### Your objective
Copy the data that follows exactly, and include none of its images.

[Data items]
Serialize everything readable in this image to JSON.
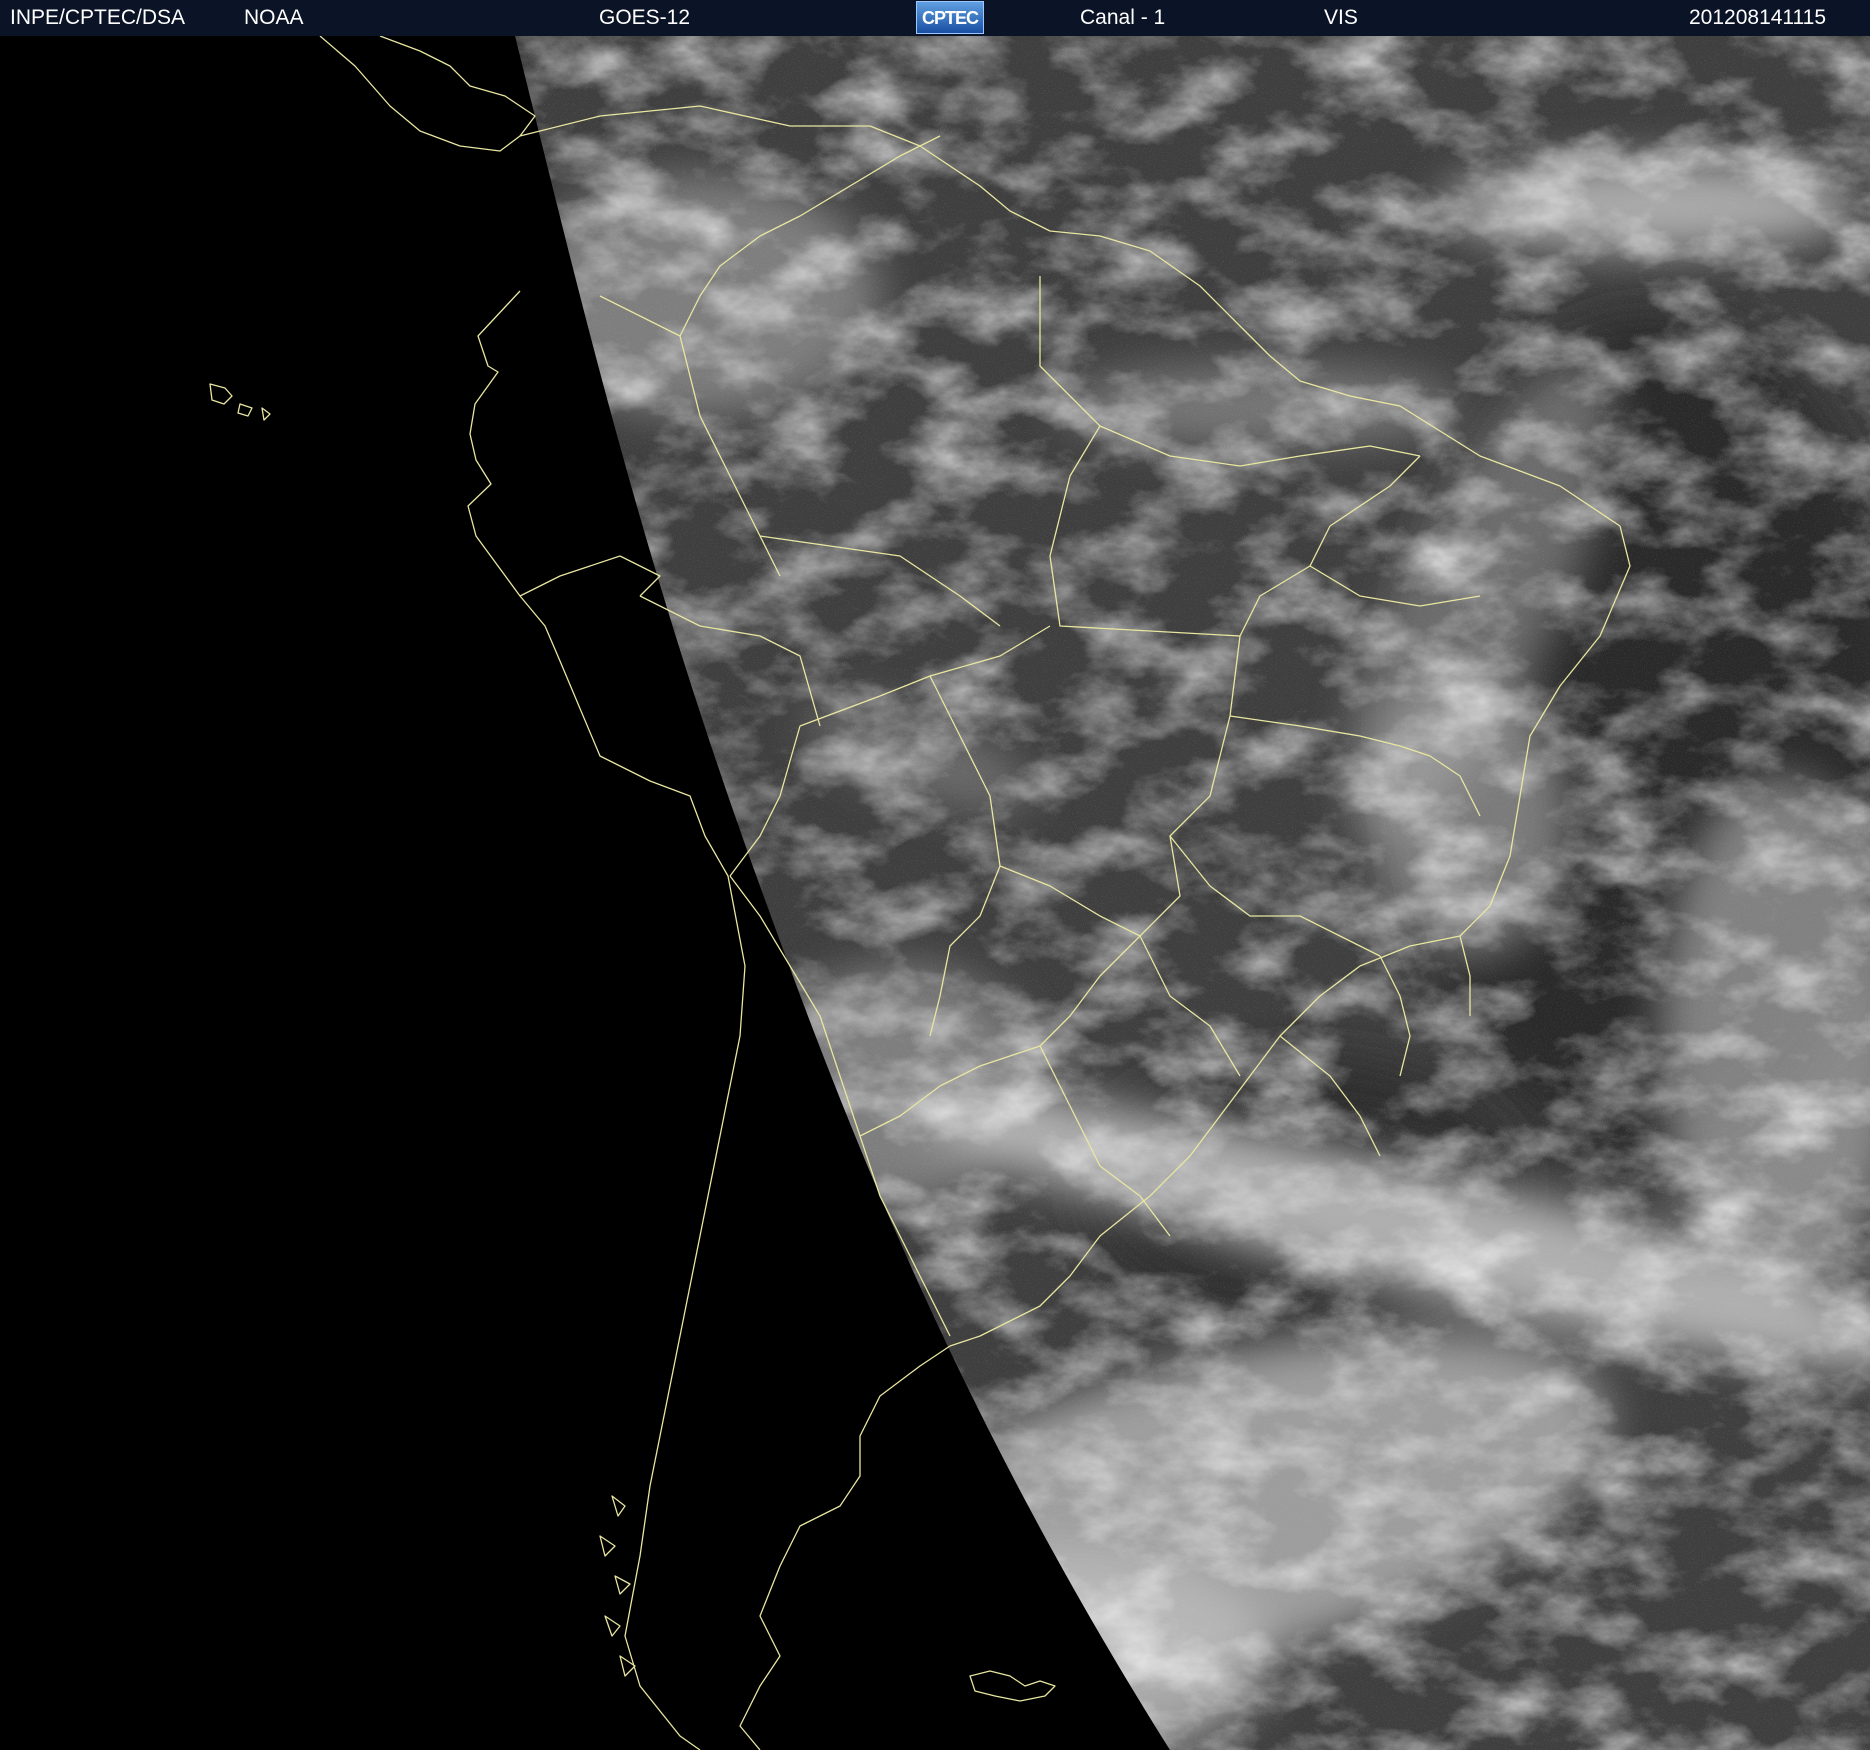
{
  "header": {
    "org": "INPE/CPTEC/DSA",
    "agency": "NOAA",
    "satellite": "GOES-12",
    "logo_text": "CPTEC",
    "channel": "Canal - 1",
    "band": "VIS",
    "timestamp": "201208141115"
  },
  "colors": {
    "header_bg": "#0b1326",
    "border_lines": "#e8e6a0",
    "space": "#000000"
  },
  "image": {
    "type": "satellite visible imagery (grayscale) of South America",
    "icon": "cptec-logo"
  }
}
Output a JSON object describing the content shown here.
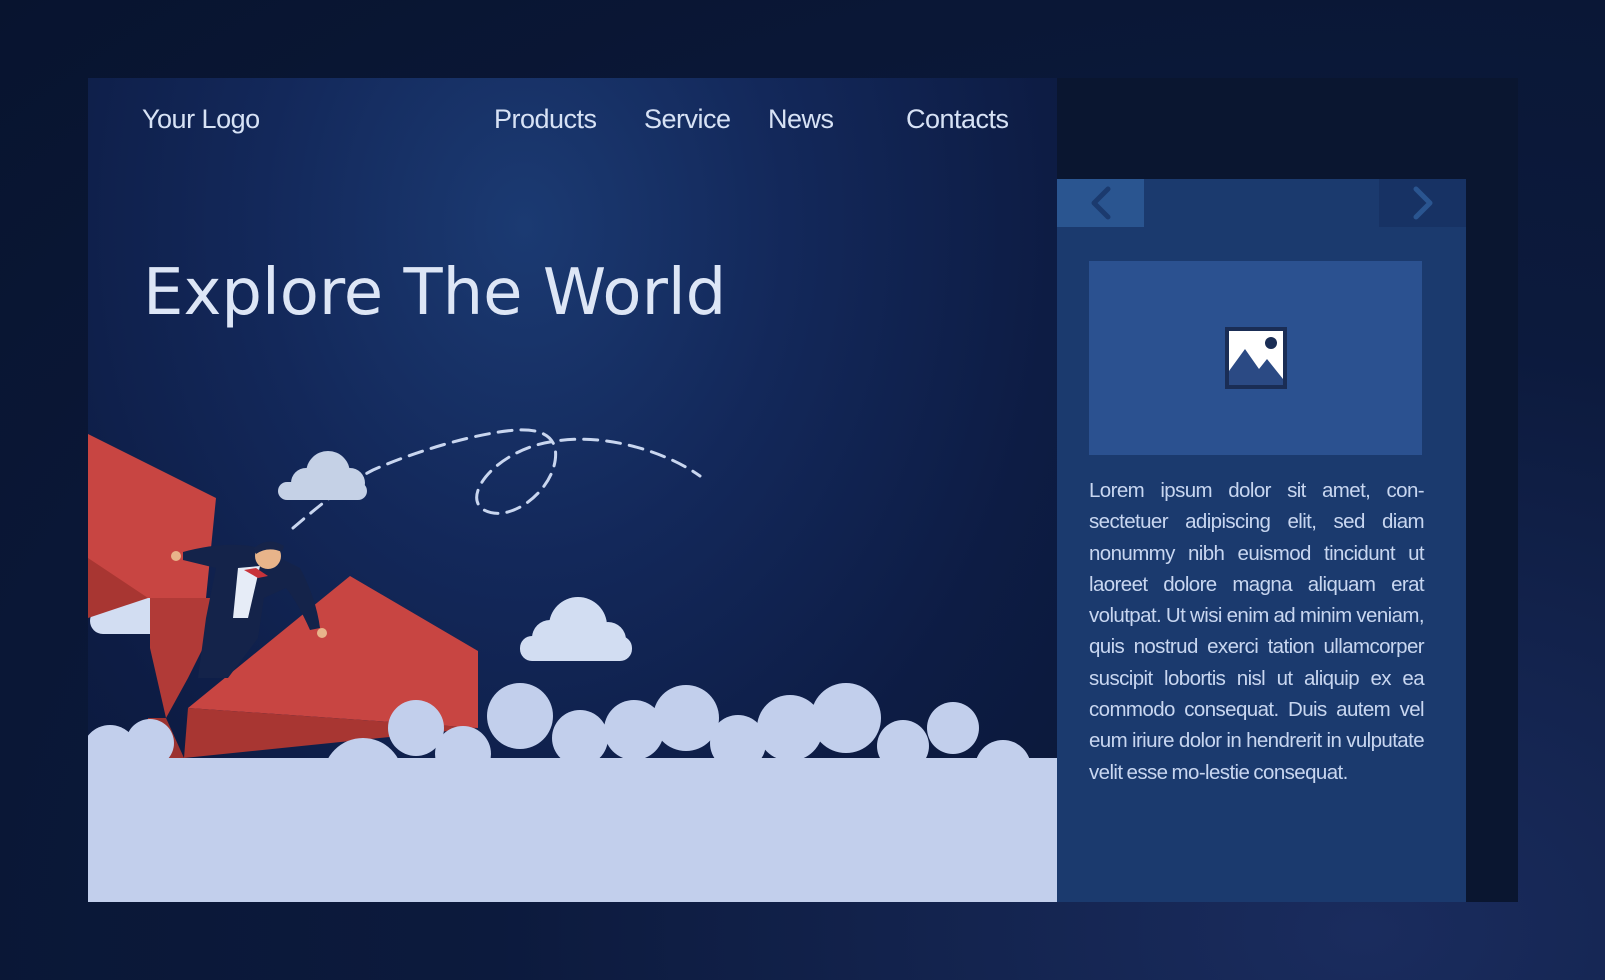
{
  "header": {
    "logo": "Your Logo",
    "nav": [
      {
        "label": "Products"
      },
      {
        "label": "Service"
      },
      {
        "label": "News"
      },
      {
        "label": "Contacts"
      }
    ]
  },
  "hero": {
    "title": "Explore The World"
  },
  "panel": {
    "prev_icon": "chevron-left-icon",
    "next_icon": "chevron-right-icon",
    "image_icon": "image-placeholder-icon",
    "body": "Lorem ipsum dolor sit amet, con-sectetuer adipiscing elit, sed diam nonummy nibh euismod tincidunt ut laoreet dolore magna aliquam erat volutpat. Ut wisi enim ad minim veniam, quis nostrud exerci tation ullamcorper suscipit lobortis nisl ut aliquip ex ea commodo consequat. Duis autem vel eum iriure dolor in hendrerit in vulputate velit esse mo-lestie consequat."
  },
  "colors": {
    "background": "#0a1736",
    "hero_bg": "#13285a",
    "panel_bg": "#1b3a6e",
    "text": "#d7e2f5",
    "plane_red": "#c84542",
    "cloud": "#c2cfec"
  }
}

### Answer below
Serialize everything readable in this image to JSON.
{
  "header": {
    "org": "INPE/CPTEC/DSA",
    "agency": "NOAA",
    "satellite": "GOES-12",
    "logo_text": "CPTEC",
    "channel": "Canal - 1",
    "band": "VIS",
    "timestamp": "201208141115"
  },
  "colors": {
    "header_bg": "#0b1326",
    "border_lines": "#e8e6a0",
    "space": "#000000"
  },
  "image": {
    "type": "satellite visible imagery (grayscale) of South America",
    "icon": "cptec-logo"
  }
}
Output a JSON object describing the content shown here.
{
  "header": {
    "logo": "Your Logo",
    "nav": [
      {
        "label": "Products"
      },
      {
        "label": "Service"
      },
      {
        "label": "News"
      },
      {
        "label": "Contacts"
      }
    ]
  },
  "hero": {
    "title": "Explore The World"
  },
  "panel": {
    "prev_icon": "chevron-left-icon",
    "next_icon": "chevron-right-icon",
    "image_icon": "image-placeholder-icon",
    "body": "Lorem ipsum dolor sit amet, con-sectetuer adipiscing elit, sed diam nonummy nibh euismod tincidunt ut laoreet dolore magna aliquam erat volutpat. Ut wisi enim ad minim veniam, quis nostrud exerci tation ullamcorper suscipit lobortis nisl ut aliquip ex ea commodo consequat. Duis autem vel eum iriure dolor in hendrerit in vulputate velit esse mo-lestie consequat."
  },
  "colors": {
    "background": "#0a1736",
    "hero_bg": "#13285a",
    "panel_bg": "#1b3a6e",
    "text": "#d7e2f5",
    "plane_red": "#c84542",
    "cloud": "#c2cfec"
  }
}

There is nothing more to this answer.